However, the Roadster has been designed with more than outright speed in mind. The motors will be powered by a 200kWh battery pack, which is almost twice the size of any other electric car battery currently on the market. Tesla says the unit will provide a maximum range of 620 miles.
Exactly how Tesla will screw 620 miles out a battery pack is yet to be properly explained, although the company did hold a conference last year in which it outlined a planned shift from traditional cylindrical cells to a more energy-dense “shingle-lattice” design.
Tesla says the new batteries can store more electricity, while retaining the same dimensions as the outgoing system – and, thanks to new silicon anodes rather than traditional graphite anodes, the cells should also be cheaper to produce.
Despite this focus on performance and range, though, Tesla remains adamant that the Roadster will be a practical means of transport. It’ll have a 2+2 seating layout – and, while Musk has conceded that “giant people” will struggle to fit in the rear, he has boasted that there’ll be plenty of storage space in the car’s nose and tail.
As suggested by its name, the Roadster features a convertible roof.

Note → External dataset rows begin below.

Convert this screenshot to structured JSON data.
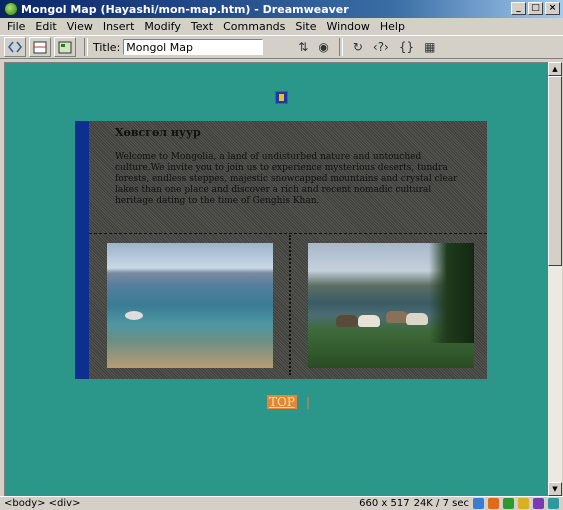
{
  "window": {
    "title": "Mongol Map (Hayashi/mon-map.htm) - Dreamweaver",
    "min_label": "_",
    "max_label": "□",
    "close_label": "×"
  },
  "menu": {
    "items": [
      "File",
      "Edit",
      "View",
      "Insert",
      "Modify",
      "Text",
      "Commands",
      "Site",
      "Window",
      "Help"
    ]
  },
  "toolbar": {
    "title_label": "Title:",
    "title_value": "Mongol Map"
  },
  "page": {
    "heading": "Хөвсгөл нуур",
    "body": "Welcome to Mongolia, a land of undisturbed nature and untouched culture.We invite you to join us to experience mysterious deserts, tundra forests, endless steppes, majestic snowcapped mountains and crystal clear lakes than one place and discover a rich and recent nomadic cultural heritage dating to the time of Genghis Khan.",
    "top_link": "TOP",
    "top_sep": "|"
  },
  "status": {
    "tags": "<body> <div>",
    "size": "660 x 517",
    "weight": "24K / 7 sec"
  },
  "colors": {
    "document_bg": "#2b968a",
    "panel_accent": "#0d2f8f",
    "link_bg": "#e0873a"
  }
}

However, rather than getting an electrically retractable hardtop, buyers are offered a manually removable glass panel for the middle of the supercar’s roof, which is stowed in the car’s boot. Tesla is yet to officially reveal the car’s interior.

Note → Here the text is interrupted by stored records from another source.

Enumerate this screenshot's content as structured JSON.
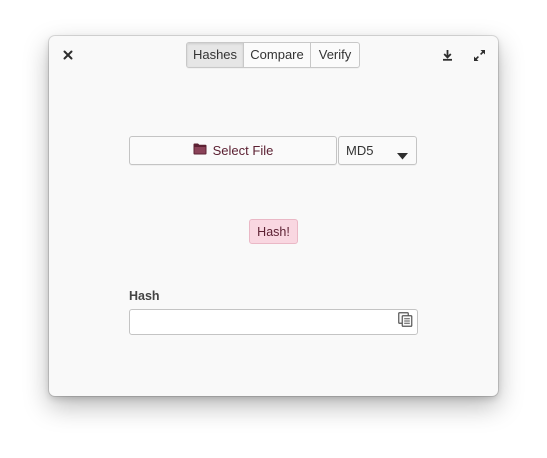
{
  "header": {
    "close_icon": "close-icon",
    "download_icon": "download-icon",
    "maximize_icon": "maximize-icon",
    "tabs": [
      {
        "label": "Hashes",
        "active": true
      },
      {
        "label": "Compare",
        "active": false
      },
      {
        "label": "Verify",
        "active": false
      }
    ]
  },
  "main": {
    "select_file_icon": "folder-icon",
    "select_file_label": "Select File",
    "algorithm": {
      "selected": "MD5"
    },
    "hash_button_label": "Hash!",
    "hash_field": {
      "label": "Hash",
      "value": "",
      "placeholder": ""
    },
    "copy_icon": "copy-icon"
  },
  "colors": {
    "accent_text": "#5c2133",
    "accent_background": "#f9d7e1",
    "window_background": "#f9f9f9"
  }
}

New 2023 Tesla Roadster: pricing and line-up
Despite a barrage of setbacks, Tesla has already started taking reservations for the Roadster. Prices for the entry-level model are expected to start from around £151,000, with customers being asked to place a £34,000 deposit.
Tesla will also launch a special edition Founders Series model, which will be limited to just 1,000 examples. A final price is yet to be confirmed – but the company has confirmed that buyers will need to place a £185,000 deposit just to secure their build slot.
Musk also hinted at a version “beyond the base model,” which could deliver even more performance. In addition, the Tesla chief has confirmed that a Space X option package will be available on the Roadster. The upgrade pack celebrates a recent successful rocket launch by Musk’s aerospace company, although its specs are yet to be confirmed.
by: Luke Wilkinson from Auto Express Article